(Beginning of DATA TO EXAMINE)

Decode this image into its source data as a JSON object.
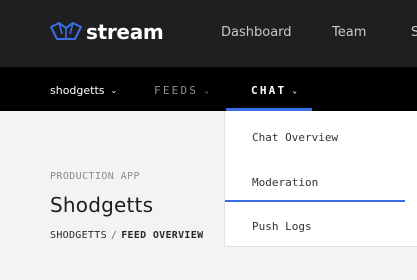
{
  "brand": {
    "name": "stream",
    "logo_color": "#3b6ee3"
  },
  "top_nav": {
    "items": [
      "Dashboard",
      "Team",
      "S"
    ]
  },
  "sub_nav": {
    "app_switcher": "shodgetts",
    "feeds": "FEEDS",
    "chat": "CHAT",
    "active": "CHAT"
  },
  "page": {
    "eyebrow": "PRODUCTION APP",
    "title": "Shodgetts",
    "breadcrumb": {
      "root": "SHODGETTS",
      "separator": "/",
      "current": "FEED OVERVIEW"
    }
  },
  "chat_menu": {
    "items": [
      "Chat Overview",
      "Moderation",
      "Push Logs"
    ],
    "highlighted": "Moderation"
  },
  "colors": {
    "accent": "#3b6ee3",
    "topbar": "#1f1f21",
    "subbar": "#000000"
  }
}
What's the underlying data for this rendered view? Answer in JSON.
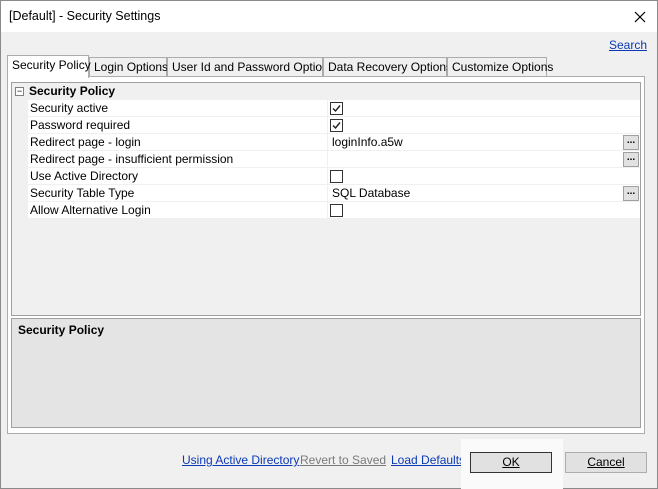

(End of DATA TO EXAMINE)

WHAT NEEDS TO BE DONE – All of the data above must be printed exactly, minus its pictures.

RESPONSE BOX –
Decode this image into its source data as a JSON object.
{
  "brand": {
    "name": "stream",
    "logo_color": "#3b6ee3"
  },
  "top_nav": {
    "items": [
      "Dashboard",
      "Team",
      "S"
    ]
  },
  "sub_nav": {
    "app_switcher": "shodgetts",
    "feeds": "FEEDS",
    "chat": "CHAT",
    "active": "CHAT"
  },
  "page": {
    "eyebrow": "PRODUCTION APP",
    "title": "Shodgetts",
    "breadcrumb": {
      "root": "SHODGETTS",
      "separator": "/",
      "current": "FEED OVERVIEW"
    }
  },
  "chat_menu": {
    "items": [
      "Chat Overview",
      "Moderation",
      "Push Logs"
    ],
    "highlighted": "Moderation"
  },
  "colors": {
    "accent": "#3b6ee3",
    "topbar": "#1f1f21",
    "subbar": "#000000"
  }
}
What's the underlying data for this rendered view? Answer in JSON.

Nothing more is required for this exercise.